EXERCISE DESCRIPTION ▸ Where a line holds the word "summary", copy it from the records.

Records drawn from a dataset ▸

^^^^

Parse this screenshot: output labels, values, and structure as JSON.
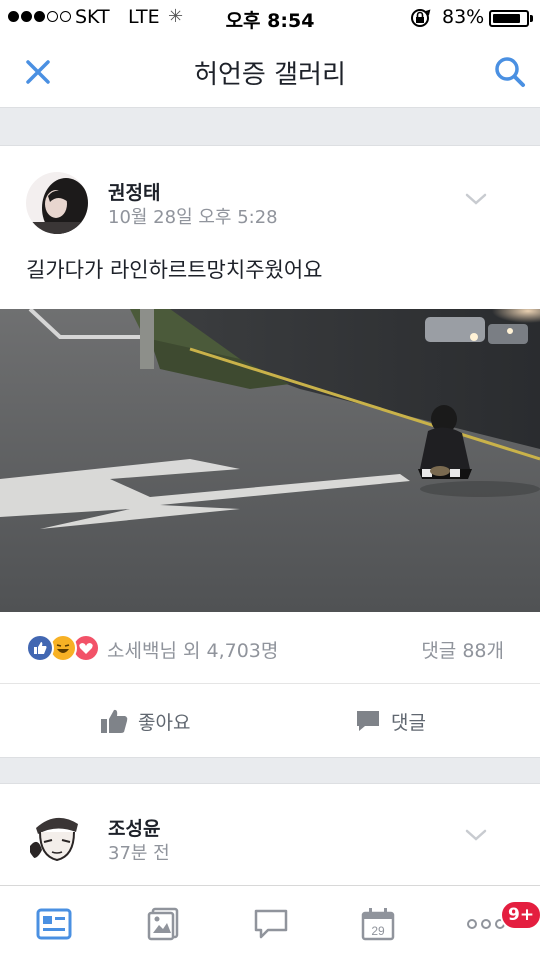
{
  "status_bar": {
    "carrier": "SKT",
    "network": "LTE",
    "loading_indicator": "✳",
    "time": "오후 8:54",
    "battery_percent": "83%",
    "battery_level": 0.83
  },
  "header": {
    "title": "허언증 갤러리",
    "close_icon": "close-icon",
    "search_icon": "search-icon"
  },
  "posts": [
    {
      "author": "권정태",
      "time": "10월 28일 오후 5:28",
      "text": "길가다가 라인하르트망치주웠어요",
      "reactions": {
        "icons": [
          "like",
          "haha",
          "love"
        ],
        "summary": "소세백님 외 4,703명",
        "comments": "댓글 88개"
      },
      "actions": {
        "like": "좋아요",
        "comment": "댓글"
      }
    },
    {
      "author": "조성윤",
      "time": "37분 전"
    }
  ],
  "tab_bar": {
    "tabs": [
      "newsfeed-icon",
      "photos-icon",
      "messages-icon",
      "calendar-icon",
      "more-icon"
    ],
    "calendar_day": "29",
    "badge": "9+"
  },
  "colors": {
    "accent": "#4a90e2",
    "like_blue": "#4267b2",
    "love_red": "#f25268",
    "haha_yellow": "#f7b125",
    "badge_red": "#e41e3f",
    "muted_text": "#90949c"
  }
}
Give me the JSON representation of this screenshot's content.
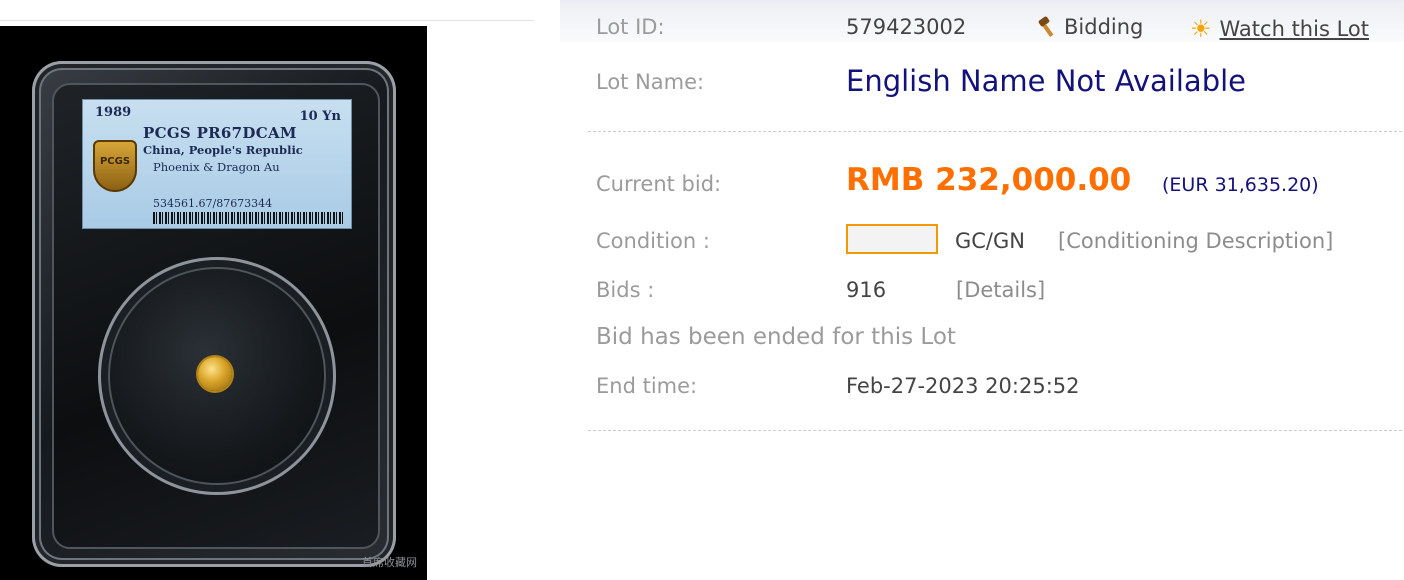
{
  "lot_image": {
    "slab_label": {
      "year": "1989",
      "denomination": "10 Yn",
      "grade": "PCGS PR67DCAM",
      "country": "China, People's Republic",
      "variety": "Phoenix & Dragon Au",
      "cert_number": "534561.67/87673344",
      "logo_text": "PCGS"
    },
    "watermark": "首席收藏网"
  },
  "lot": {
    "id_label": "Lot ID:",
    "id_value": "579423002",
    "status": "Bidding",
    "watch_label": "Watch this Lot",
    "name_label": "Lot Name:",
    "name_value": "English Name Not Available"
  },
  "bid": {
    "current_label": "Current bid:",
    "amount": "RMB 232,000.00",
    "amount_eur": "(EUR 31,635.20)"
  },
  "condition": {
    "label": "Condition :",
    "grade": "GC/GN",
    "description_link": "[Conditioning Description]"
  },
  "bids": {
    "label": "Bids :",
    "count": "916",
    "details_link": "[Details]"
  },
  "ended_message": "Bid has been ended for this Lot",
  "end_time": {
    "label": "End time:",
    "value": "Feb-27-2023 20:25:52"
  },
  "colors": {
    "bid_amount": "#ff6f00",
    "lot_name": "#13127a",
    "label": "#9b9b9b"
  },
  "icons": [
    "hammer-icon",
    "sun-icon"
  ]
}
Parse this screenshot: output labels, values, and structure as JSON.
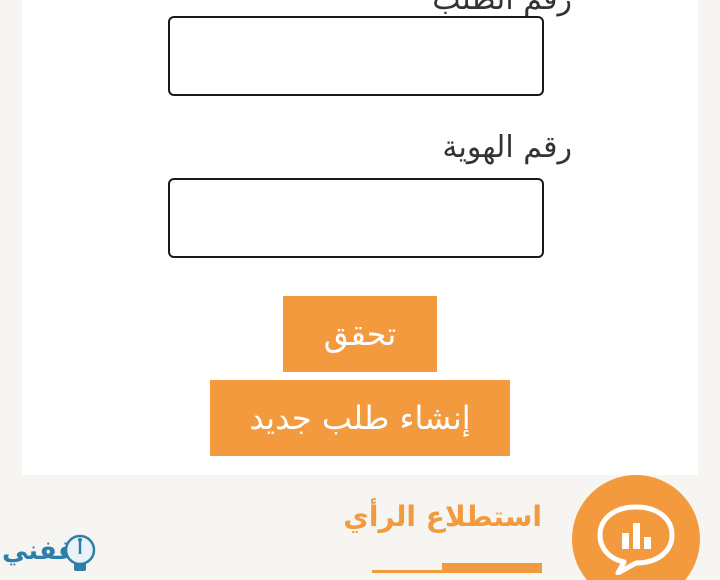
{
  "form": {
    "top_field_label": "رقم الطلب",
    "id_field_label": "رقم الهوية",
    "top_field_value": "",
    "id_field_value": "",
    "verify_button": "تحقق",
    "create_button": "إنشاء طلب جديد"
  },
  "poll": {
    "title": "استطلاع الرأي",
    "icon": "chat-bar-chart-icon"
  },
  "logo": {
    "text": "ثقفني",
    "icon": "lightbulb-icon"
  },
  "colors": {
    "accent": "#f29a3d",
    "background": "#f6f5f2",
    "card": "#ffffff",
    "logo_blue": "#2d7ea8"
  }
}
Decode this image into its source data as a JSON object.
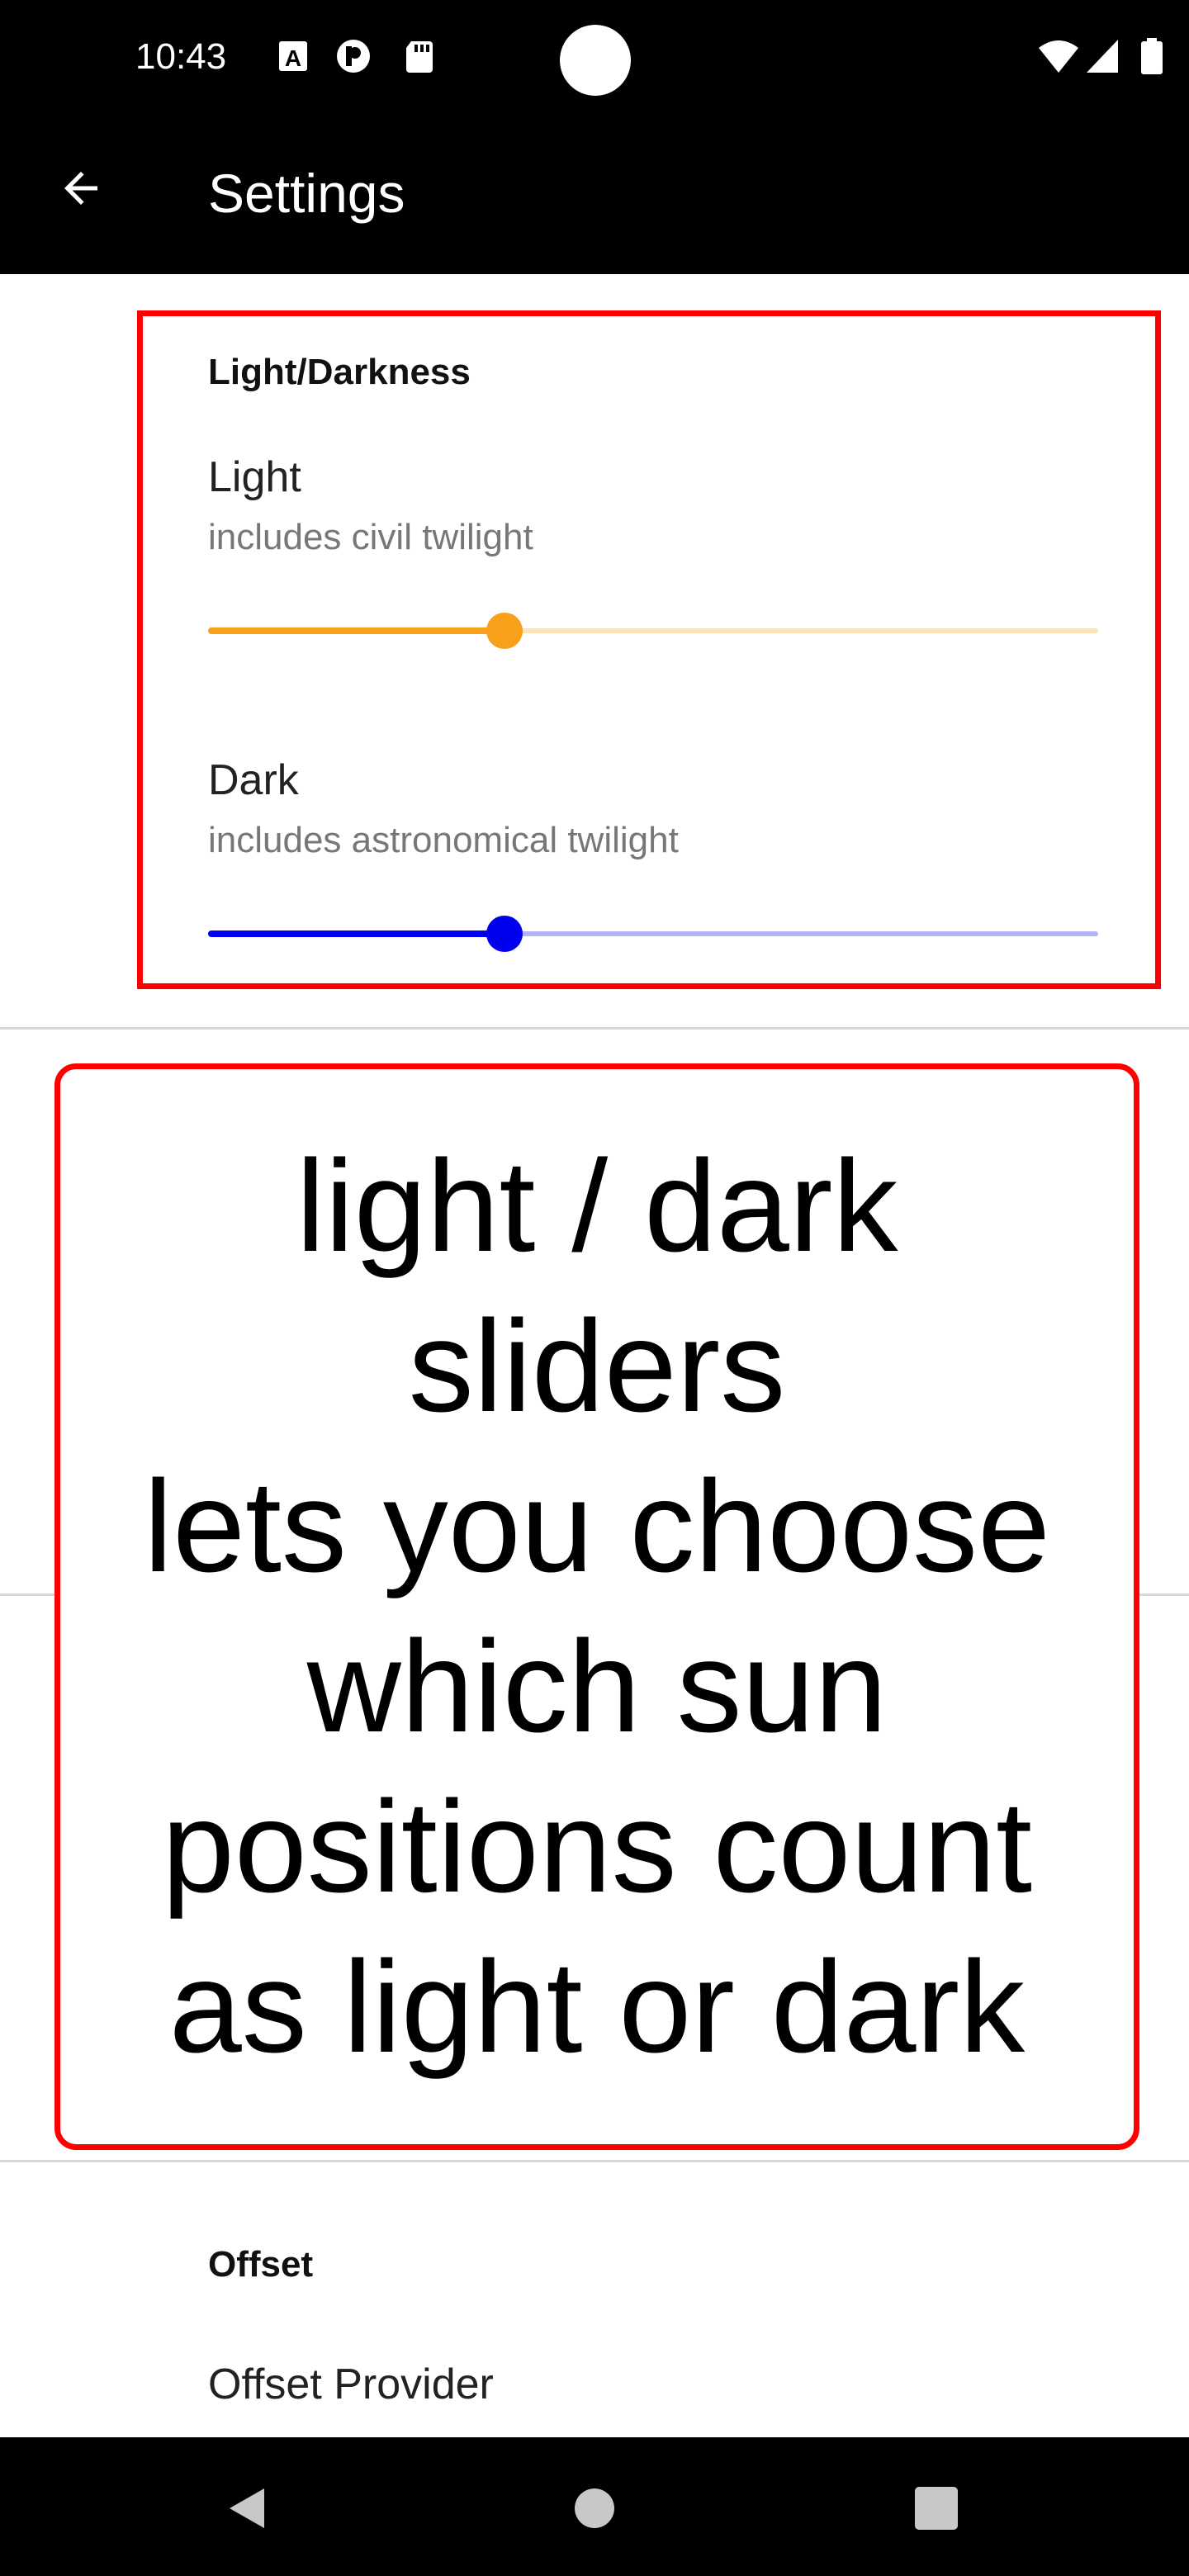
{
  "status_bar": {
    "time": "10:43",
    "left_icons": [
      "a-box-icon",
      "p-circle-icon",
      "sd-card-icon"
    ],
    "right_icons": [
      "wifi-icon",
      "signal-icon",
      "battery-icon"
    ]
  },
  "app_bar": {
    "title": "Settings",
    "back_icon": "arrow-back-icon"
  },
  "light_darkness": {
    "section_title": "Light/Darkness",
    "light": {
      "title": "Light",
      "summary": "includes civil twilight",
      "value_fraction": 0.333,
      "color": "#f9a01b",
      "inactive_color": "#fde3b8"
    },
    "dark": {
      "title": "Dark",
      "summary": "includes astronomical twilight",
      "value_fraction": 0.333,
      "color": "#0000ee",
      "inactive_color": "#b3b3f5"
    }
  },
  "callout": {
    "lines": [
      "light / dark",
      "sliders",
      "lets you choose",
      "which sun",
      "positions count",
      "as light or dark"
    ],
    "border_color": "#ff0000"
  },
  "offset": {
    "section_title": "Offset",
    "provider_title": "Offset Provider"
  },
  "nav_bar": {
    "icons": [
      "back-triangle-icon",
      "home-circle-icon",
      "recents-square-icon"
    ]
  }
}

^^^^

REPLY TO THE TASK ▸
        "summary": "소세백님 외 4,703명",
      "summary": "includes civil twilight",
      "summary": "includes astronomical twilight",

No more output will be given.